*** Excerpted data ***

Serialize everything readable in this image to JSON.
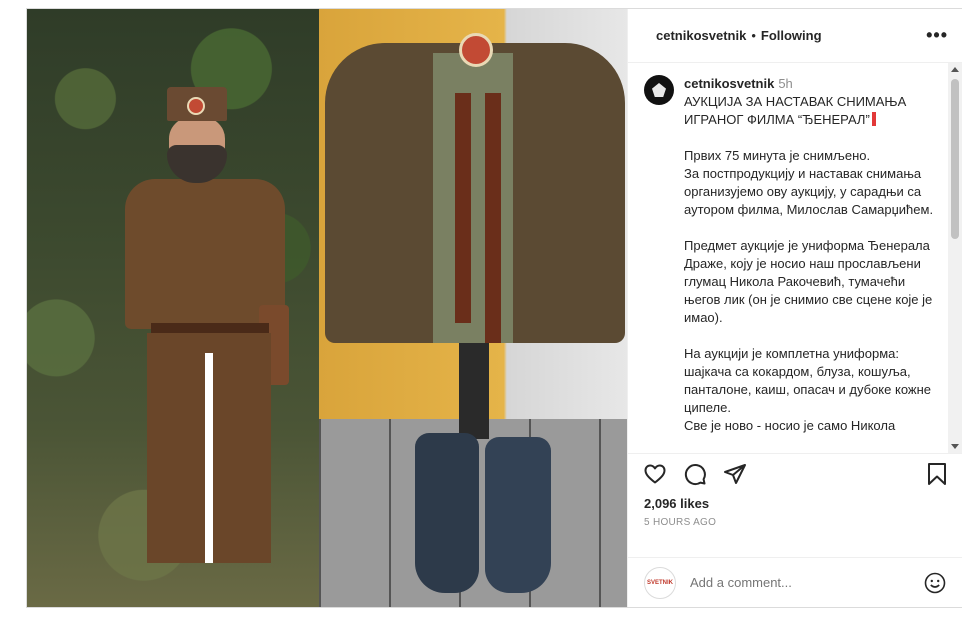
{
  "post": {
    "username": "cetnikosvetnik",
    "separator": "•",
    "follow_state": "Following",
    "more_label": "•••"
  },
  "caption": {
    "username": "cetnikosvetnik",
    "time": "5h",
    "title": "АУКЦИЈА ЗА НАСТАВАК СНИМАЊА ИГРАНОГ ФИЛМА “ЂЕНЕРАЛ”",
    "p1": "Првих 75 минута је снимљено.\nЗа постпродукцију и наставак снимања организујемо ову аукцију, у сарадњи са аутором филма, Милослав Самарџићем.",
    "p2": "Предмет аукције је униформа Ђенерала Драже, коју је носио наш прослављени глумац Никола Ракочевић, тумачећи његов лик (он је снимио све сцене које је имао).",
    "p3": "На аукцији је комплетна униформа: шајкача са кокардом, блуза, кошуља, панталоне, каиш, опасач и дубоке кожне ципеле.\nСве је ново - носио је само Никола"
  },
  "actions": {
    "icons": [
      "heart-icon",
      "comment-icon",
      "share-icon",
      "bookmark-icon"
    ],
    "likes": "2,096 likes",
    "time_ago": "5 HOURS AGO"
  },
  "comment_box": {
    "placeholder": "Add a comment...",
    "avatar_text": "SVETNIK"
  }
}
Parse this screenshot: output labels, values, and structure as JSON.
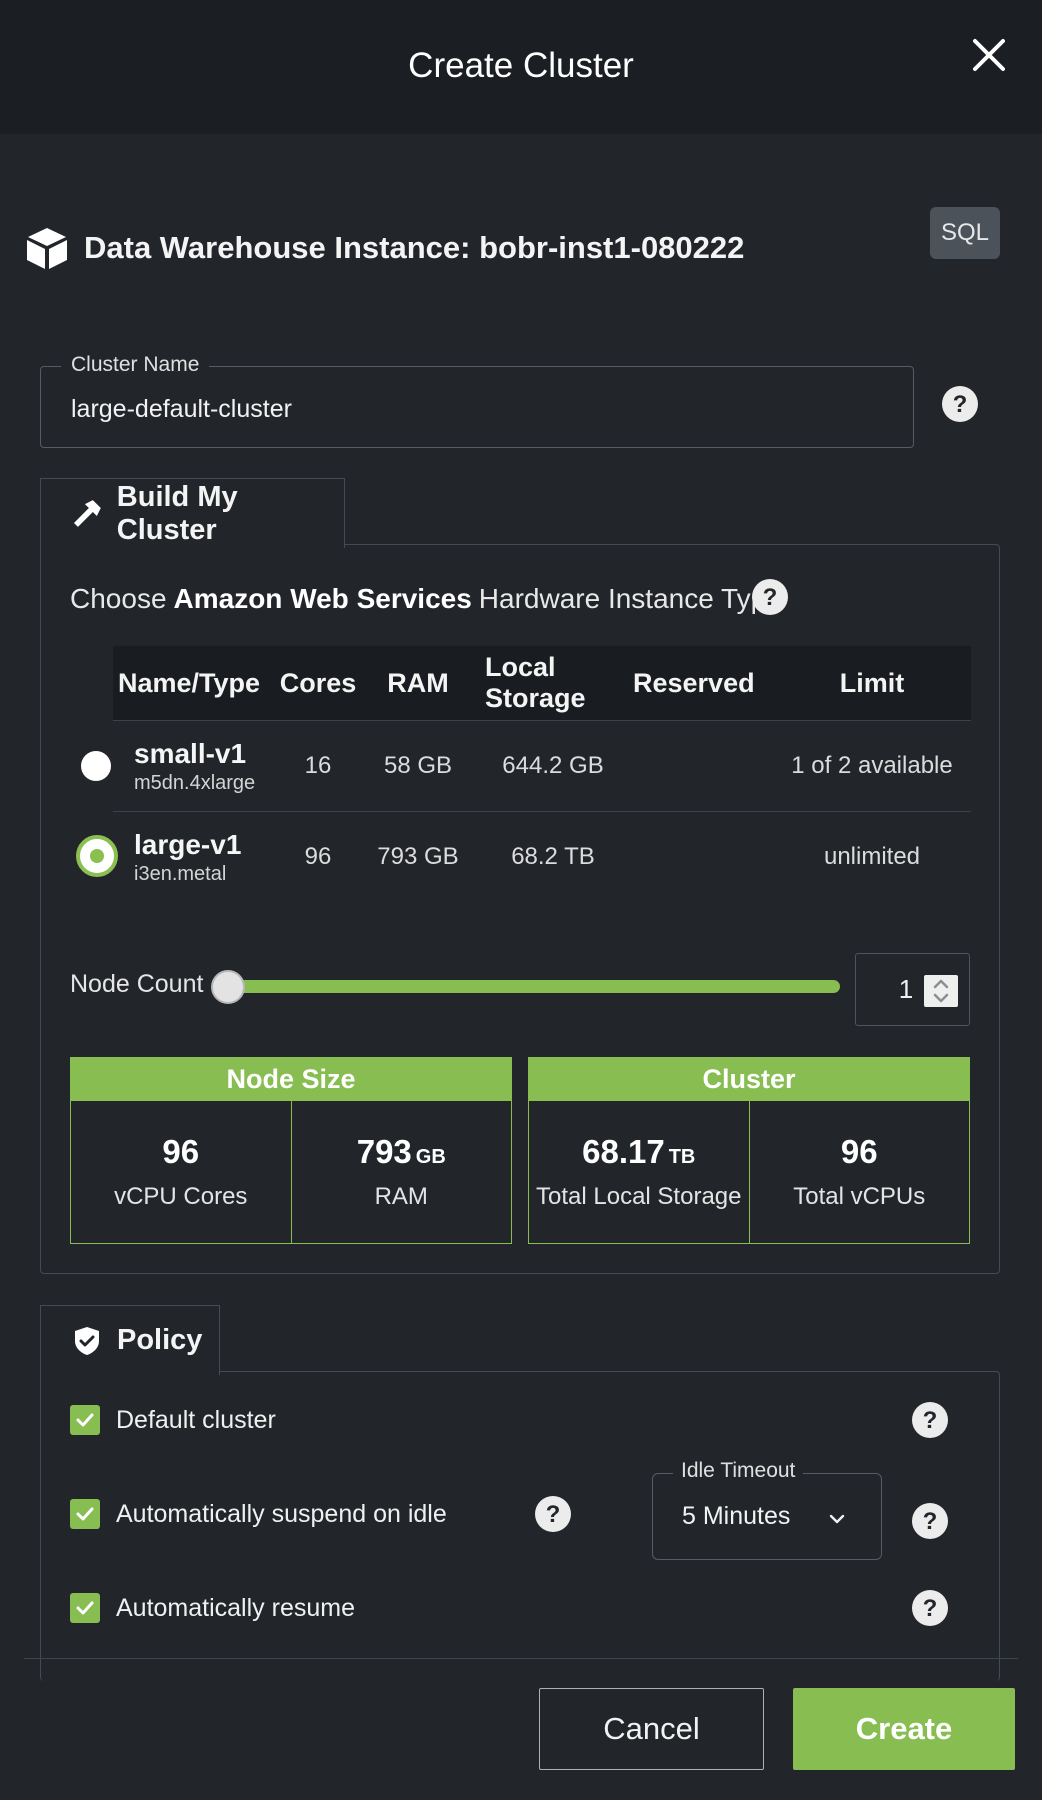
{
  "header": {
    "title": "Create Cluster"
  },
  "instance": {
    "title": "Data Warehouse Instance: bobr-inst1-080222",
    "badge": "SQL"
  },
  "cluster_name": {
    "label": "Cluster Name",
    "value": "large-default-cluster"
  },
  "build": {
    "tab_label": "Build My Cluster",
    "choose_prefix": "Choose",
    "choose_provider": "Amazon Web Services",
    "choose_suffix": "Hardware Instance Type",
    "columns": [
      "Name/Type",
      "Cores",
      "RAM",
      "Local Storage",
      "Reserved",
      "Limit"
    ],
    "rows": [
      {
        "name": "small-v1",
        "type": "m5dn.4xlarge",
        "cores": "16",
        "ram": "58 GB",
        "storage": "644.2 GB",
        "reserved": "",
        "limit": "1 of 2 available",
        "selected": false
      },
      {
        "name": "large-v1",
        "type": "i3en.metal",
        "cores": "96",
        "ram": "793 GB",
        "storage": "68.2 TB",
        "reserved": "",
        "limit": "unlimited",
        "selected": true
      }
    ],
    "node_count": {
      "label": "Node Count",
      "value": "1",
      "slider_fraction": 1.0
    },
    "node_size": {
      "title": "Node Size",
      "cores_value": "96",
      "cores_label": "vCPU Cores",
      "ram_value": "793",
      "ram_unit": "GB",
      "ram_label": "RAM"
    },
    "cluster": {
      "title": "Cluster",
      "storage_value": "68.17",
      "storage_unit": "TB",
      "storage_label": "Total Local Storage",
      "vcpu_value": "96",
      "vcpu_label": "Total vCPUs"
    }
  },
  "policy": {
    "tab_label": "Policy",
    "default_cluster": "Default cluster",
    "auto_suspend": "Automatically suspend on idle",
    "auto_resume": "Automatically resume",
    "idle_timeout": {
      "label": "Idle Timeout",
      "value": "5 Minutes"
    }
  },
  "footer": {
    "cancel_label": "Cancel",
    "create_label": "Create"
  },
  "colors": {
    "accent": "#88bd51",
    "background": "#22262b",
    "header": "#1b1e22"
  }
}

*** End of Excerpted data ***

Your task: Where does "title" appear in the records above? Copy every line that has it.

Answer:
    "title": "АУКЦИЈА ЗА НАСТАВАК СНИМАЊА ИГРАНОГ ФИЛМА “ЂЕНЕРАЛ”",
    "title": "Create Cluster"
    "title": "Data Warehouse Instance: bobr-inst1-080222",
      "title": "Node Size",
      "title": "Cluster",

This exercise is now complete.